York in the 17th Century

The origins of York date to the year 71, when the Romans established a garrison at at the intersection of the Foss and Ouse rivers, and called it Eboracum. The Roman presence lasted over three centuries and fell to the Anglo-Saxons, and as England gradually became a Christian nation, York became an ecclesiastical center. In the centuries that followed, York passed from the Anglo-Saxons, to the Vikings, and then to the Normans after the Battle of Hastings. William the Conqueror made York his northern capital and built up the city’s defenses, including Clifford’s Tower, which stands to this day. Despite the depredations of the Reformation, York remained the most important city in northern England, as it served as the seat of Henry VIII’s Council of the North and the Archbishop of York, second only in power to the Archbishop of Canterbury.

Most seventeenth century visitors to York came away impressed. According to William Camden, York was,

the most beautiful city in this region and indeed in the whole of the North...It is pleasant, large, and strongly fortified...crammed with riches and with people, and famous as the seat of an archbishop.
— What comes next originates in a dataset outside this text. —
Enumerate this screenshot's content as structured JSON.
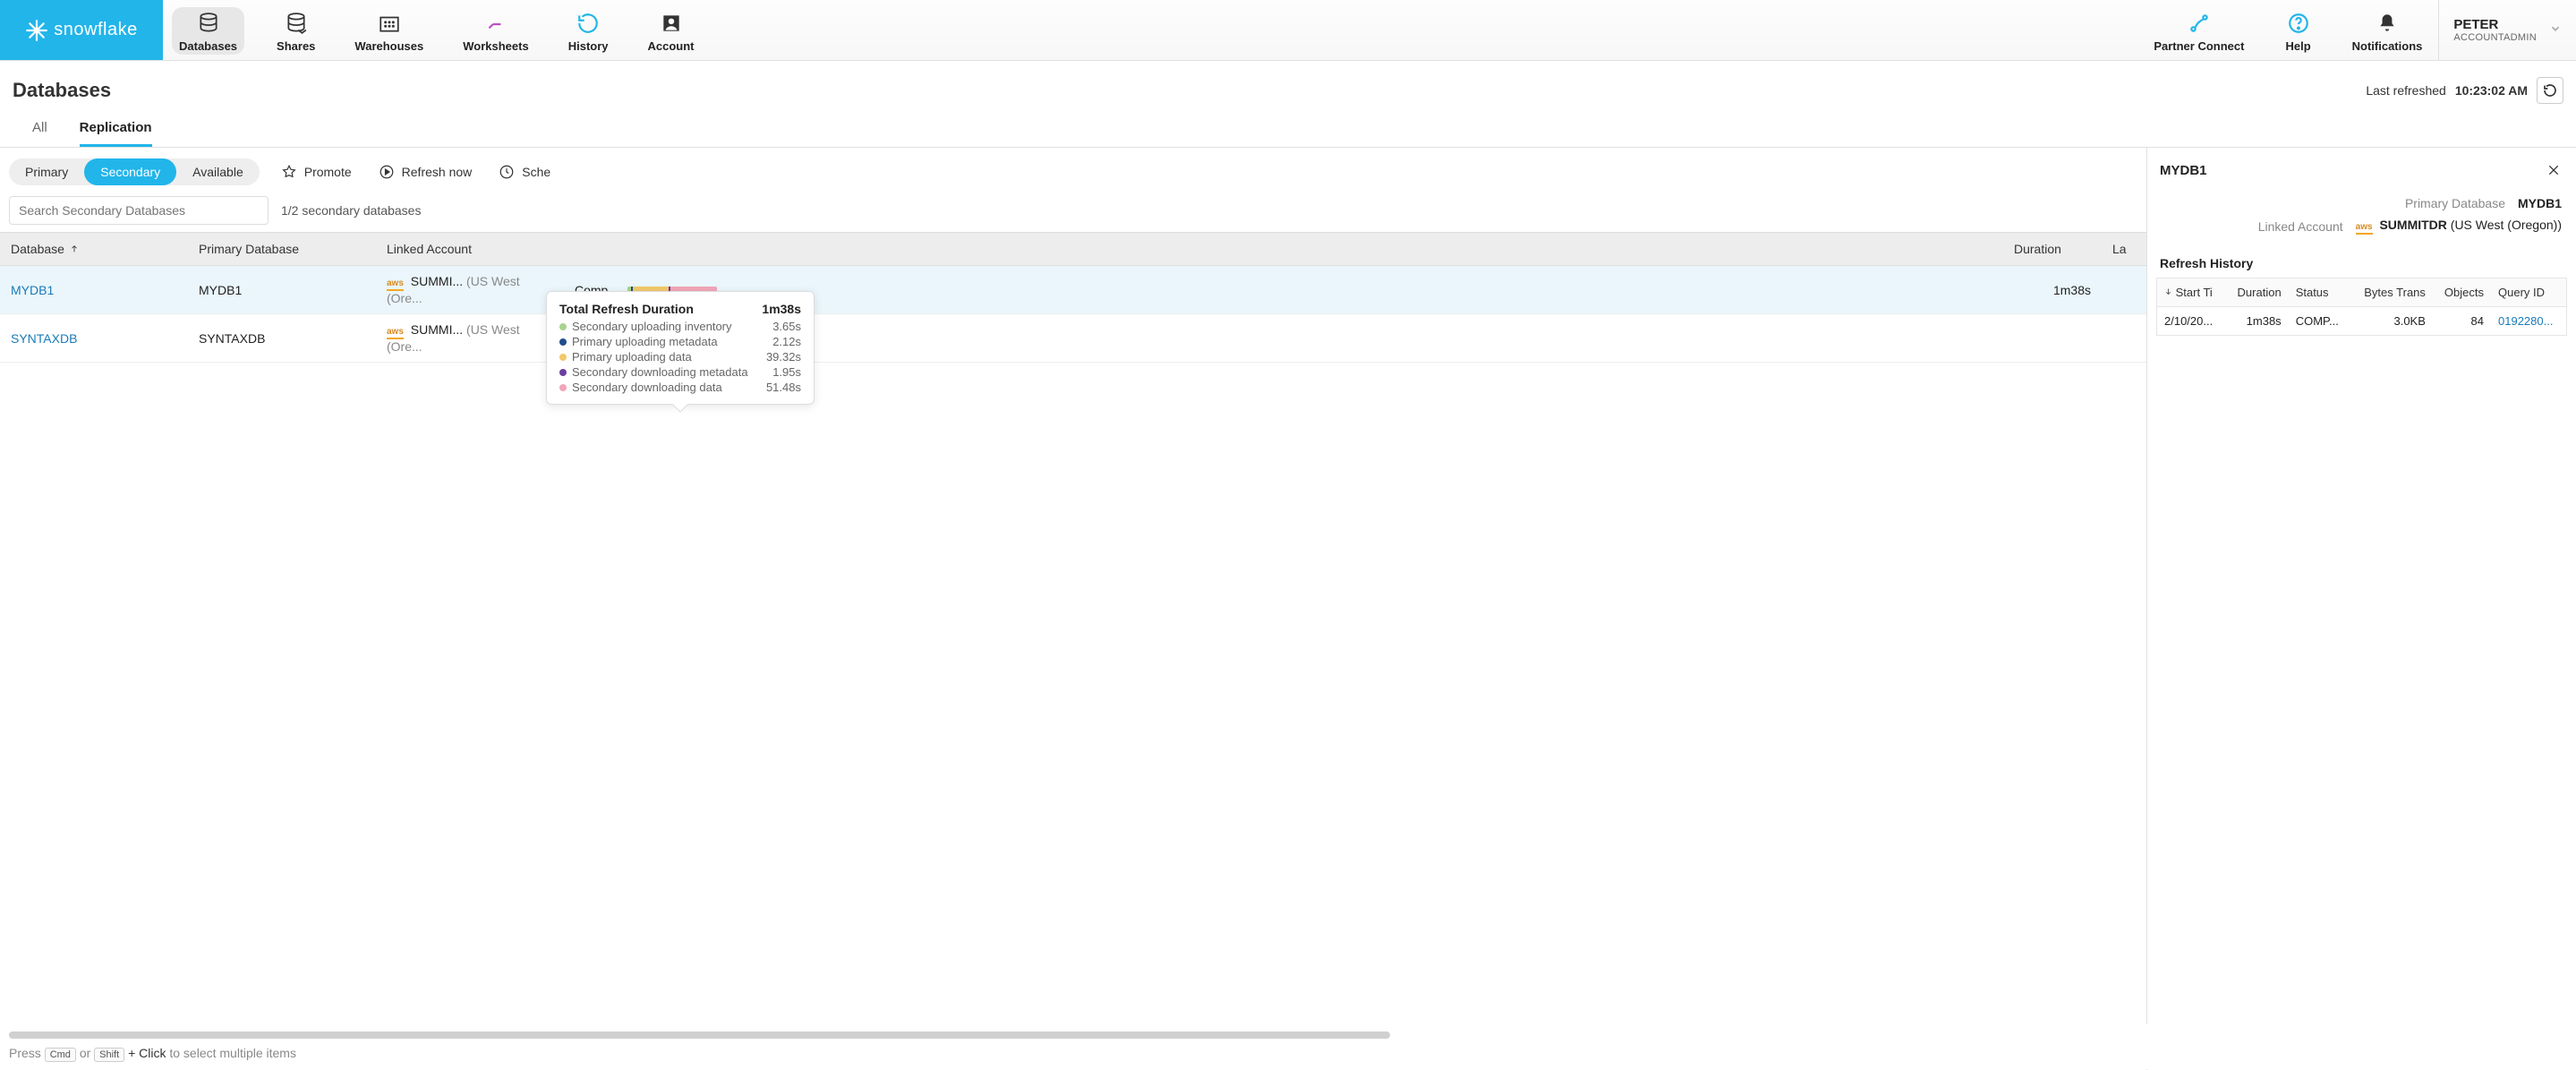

The most remarkable building was, of course, the Minster, described at length in an account written by an officer in the Norwich militia.

The remaining part of the day was chiefly spend in the Cathedral, in viewing the many rarities, riches, and monuments of that sacred building...we took special notice [of] the Sanctum Sanctorum beyond the stately, rich, High Altar, and gilded partition, wherein St. William’s shrine formerly was; his tomb 7 foot long, sometime covered all over with silver...the gorgeous canopy, the rich communion table-cloths, the copes of embroidered velvet, cloth of gold, silver, and tissue of great worth and value. There Mr. Verger showed ups St. Peter’s chair (which we made bold to rest in) wherein all the Archbishops are installed.

The men returned the next and

tired our legs with an ascent of 270 stairs to the top of the Minster...there we took our view of the city and suburbs...It hath a large fair wall with 8 gates and many towers and bulwarks that fence it in; and for the inhabitants 28 churches to serve god in.